She opened her mouth, but her brain went blank. You don’t even know who you are! She reached up to brush away the insect crawling down her face, but all she found was a trickle of sticky liquid coming from a lump the size of an apple.

“The Doctor will be with you as soon as he can,” explained a nurse. “You’ve been unconscious for over an hour so you must try to stay awake.”

Cassie tried to turn her head, but her neck was held in position by a cage. She wiggled her hands and feet. Everything seemed to be working, so her neck probably wasn’t broken.  She closed her eyes, and almost immediately, she jerked them open again. The sound of screeching tyres and the crash of splintering glass replayed in her mind. Now she remembered. She’d been in a car accident. But there was something else, something about a man in striped pyjamas.

It was all too difficult; she just wanted to be left in peace and go to sleep.

“Open your eyes!” demanded the nurse, shining a torch in her eyes.

“Hello, young lady,” came a deep voice from her other side. She wished she could turn her head. “I’m Doctor Watson. Can you tell me your name?”

A man’s face appeared in front of her. His eyes reminded her of a frozen lake, and a shiver ran down her spine. There was something so familiar about his tousled grey hair and wide grey eyes. She was sure she’d met him before, but she just couldn’t see through the fog in her brain.

“Cassandra. I think my name is Cassandra.” It didn’t sound like her voice at all.

His eyes narrowed slightly.“Can you remember what happened?’ he asked in a voice as flat and hard as a stone. She could feel his hand on her shoulder; he wasn’t very gentle for a doctor. She pulled frantically at the straps holding her onto the trolley, but it was useless.

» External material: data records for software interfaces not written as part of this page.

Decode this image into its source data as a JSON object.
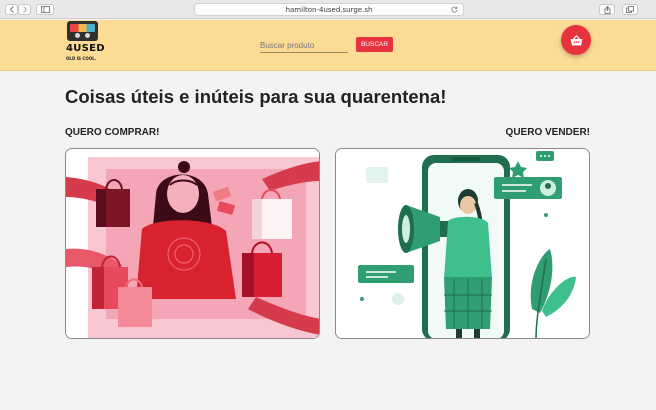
{
  "browser": {
    "url": "hamilton-4used.surge.sh"
  },
  "header": {
    "logo": {
      "name": "4USED",
      "tagline": "OLD IS COOL."
    },
    "search": {
      "placeholder": "Buscar produto",
      "value": "",
      "button_label": "BUSCAR"
    },
    "cart_icon": "basket-icon"
  },
  "main": {
    "title": "Coisas úteis e inúteis para sua quarentena!",
    "buy": {
      "label": "QUERO COMPRAR!",
      "illustration": "shopping-bags-illustration"
    },
    "sell": {
      "label": "QUERO VENDER!",
      "illustration": "phone-megaphone-illustration"
    }
  },
  "colors": {
    "header_bg": "#fcdb95",
    "accent": "#e8323f",
    "buy_pink": "#f7b6c3",
    "sell_green": "#2f9e73"
  }
}
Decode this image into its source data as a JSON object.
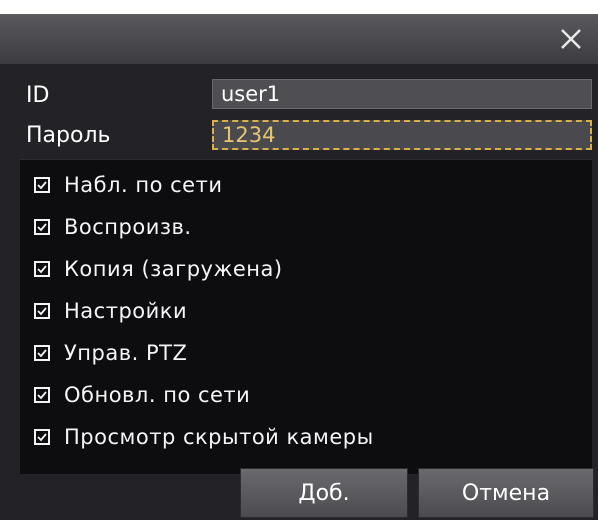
{
  "dialog": {
    "close_icon": "close-icon"
  },
  "fields": {
    "id_label": "ID",
    "id_value": "user1",
    "password_label": "Пароль",
    "password_value": "1234"
  },
  "permissions": [
    {
      "label": "Набл. по сети",
      "checked": true
    },
    {
      "label": "Воспроизв.",
      "checked": true
    },
    {
      "label": "Копия (загружена)",
      "checked": true
    },
    {
      "label": "Настройки",
      "checked": true
    },
    {
      "label": "Управ. PTZ",
      "checked": true
    },
    {
      "label": "Обновл. по сети",
      "checked": true
    },
    {
      "label": "Просмотр скрытой камеры",
      "checked": true
    }
  ],
  "buttons": {
    "add_label": "Доб.",
    "cancel_label": "Отмена"
  },
  "colors": {
    "dialog_bg": "#232327",
    "panel_bg": "#0d0d10",
    "focus_border": "#d8b247"
  }
}
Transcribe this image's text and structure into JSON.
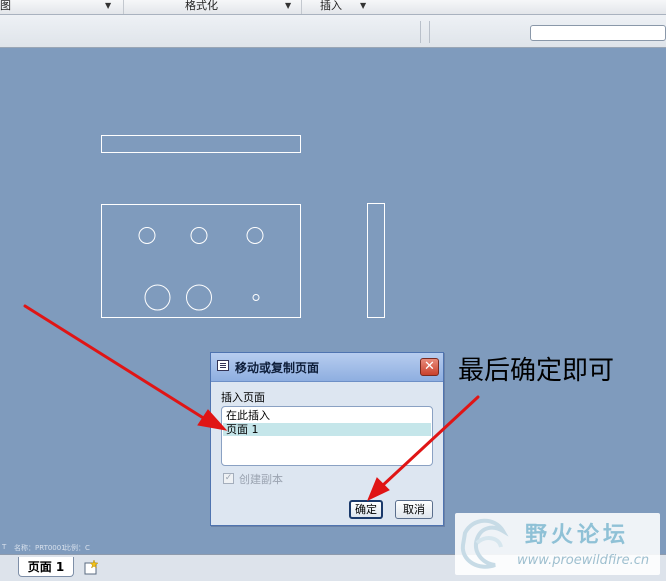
{
  "menubar": {
    "items": [
      {
        "label": "图"
      },
      {
        "label": "格式化"
      },
      {
        "label": "插入"
      }
    ]
  },
  "annotation": "最后确定即可",
  "dialog": {
    "title": "移动或复制页面",
    "close_label": "✕",
    "group_label": "插入页面",
    "list_items": [
      {
        "label": "在此插入",
        "selected": false
      },
      {
        "label": "页面 1",
        "selected": true
      }
    ],
    "checkbox_label": "创建副本",
    "checkbox_checked": true,
    "checkbox_enabled": false,
    "ok_label": "确定",
    "cancel_label": "取消"
  },
  "status": {
    "left": "T",
    "name": "名称：PRT0001",
    "ratio": "比例：C"
  },
  "tabs": [
    {
      "label": "页面 1",
      "active": true
    }
  ],
  "watermark": {
    "name": "野火论坛",
    "url": "www.proewildfire.cn"
  },
  "colors": {
    "canvas": "#7f9bbd",
    "drawing_lines": "#ffffff",
    "arrow": "#e01515",
    "list_selection": "#c5e6ea"
  },
  "icons": [
    "dialog-window-icon",
    "close-icon",
    "checkbox-icon",
    "new-page-icon",
    "watermark-logo-icon"
  ]
}
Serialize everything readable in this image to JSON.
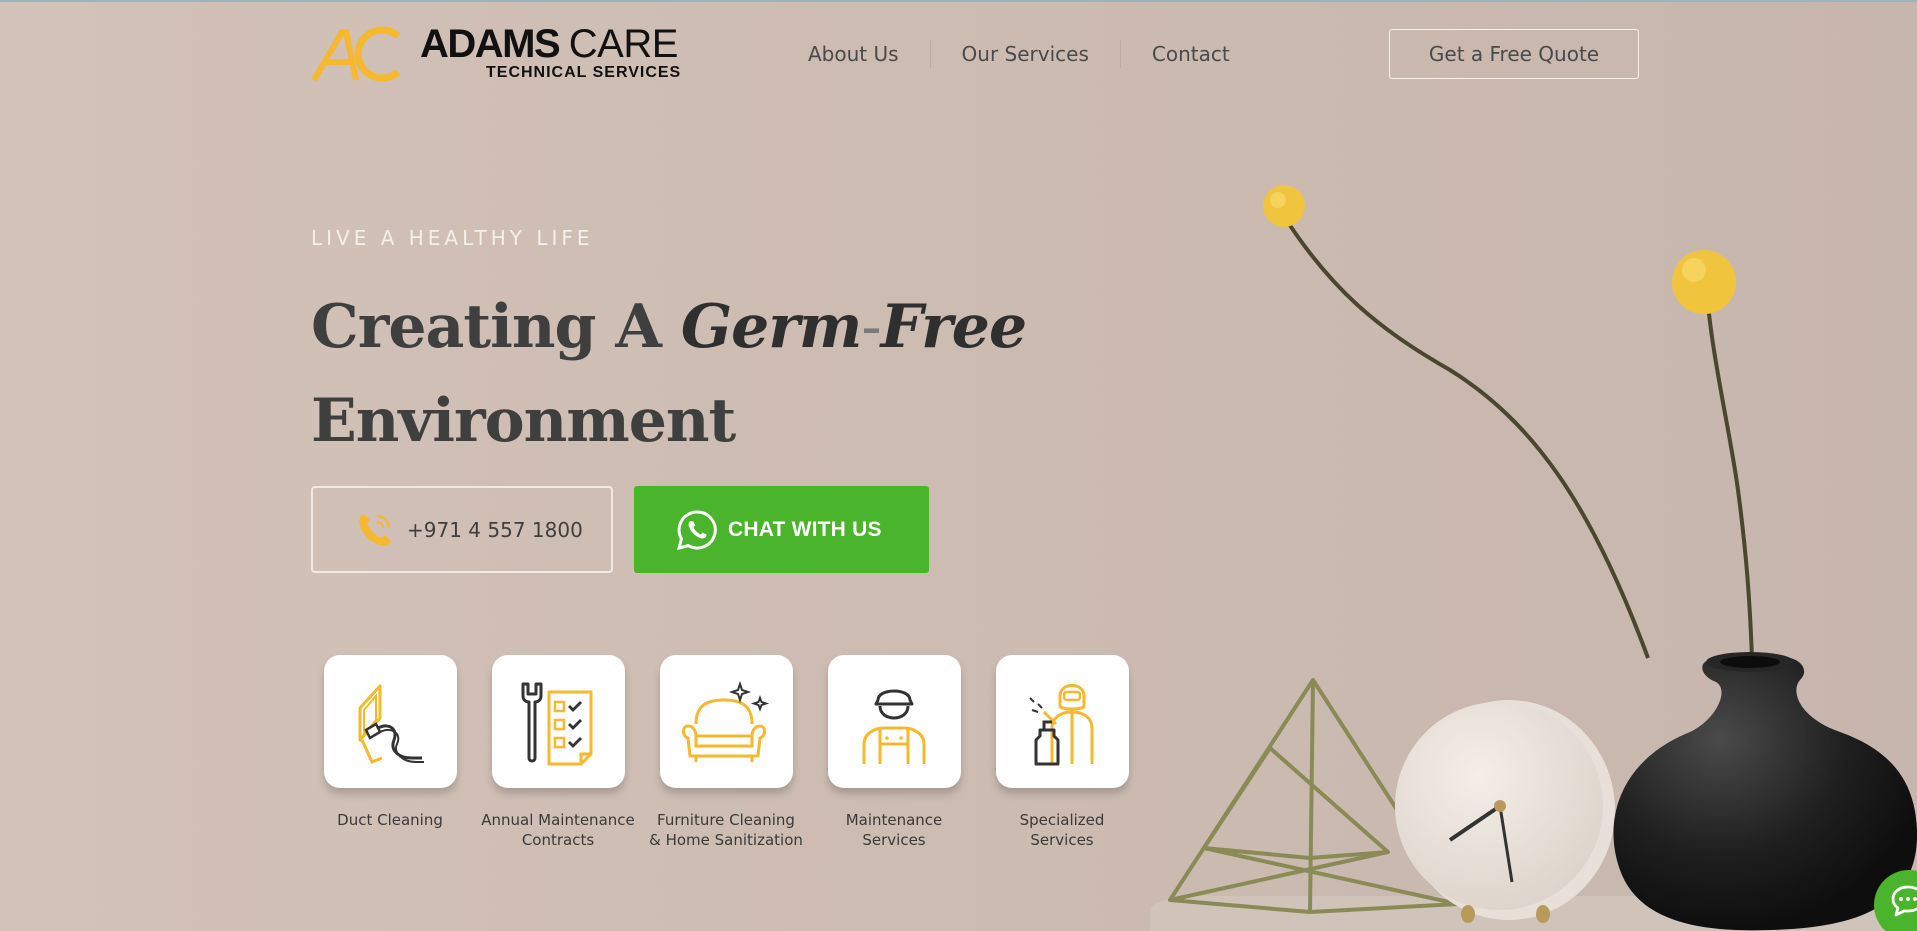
{
  "brand": {
    "mark": "AC",
    "title_bold": "ADAMS",
    "title_light": "CARE",
    "subtitle": "TECHNICAL SERVICES",
    "colors": {
      "accent": "#f5b82e",
      "dark": "#111111"
    }
  },
  "nav": {
    "items": [
      "About Us",
      "Our Services",
      "Contact"
    ]
  },
  "header": {
    "quote_label": "Get a Free Quote"
  },
  "hero": {
    "eyebrow": "LIVE A HEALTHY LIFE",
    "headline_part1": "Creating A ",
    "headline_em1": "Germ",
    "headline_dash": "-",
    "headline_em2": "Free",
    "headline_part2": "Environment",
    "phone": "+971 4 557 1800",
    "phone_icon": "phone-icon",
    "chat_label": "CHAT WITH US",
    "chat_icon": "whatsapp-icon",
    "chat_color": "#4ab52c"
  },
  "services": [
    {
      "label_line1": "Duct Cleaning",
      "label_line2": "",
      "icon": "duct-cleaning-icon"
    },
    {
      "label_line1": "Annual Maintenance",
      "label_line2": "Contracts",
      "icon": "wrench-checklist-icon"
    },
    {
      "label_line1": "Furniture Cleaning",
      "label_line2": "& Home Sanitization",
      "icon": "sofa-sparkle-icon"
    },
    {
      "label_line1": "Maintenance",
      "label_line2": "Services",
      "icon": "technician-icon"
    },
    {
      "label_line1": "Specialized",
      "label_line2": "Services",
      "icon": "sanitizer-worker-icon"
    }
  ],
  "floating_chat_icon": "chat-bubble-icon"
}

She closed her eyes and slowed her breathing. This time, all she could see was an image of blood on a background of blue and white stripes. Why did Number 5 Petticoat Lane, keep coming up? Is that where she lived? She tried to shake her head. “All I can remember is my name.”

Then suddenly, a thought came out of nowhere. She knew where she’d seen the doctor before; in her rearview mirror just before her world spun out of control!


To be continued...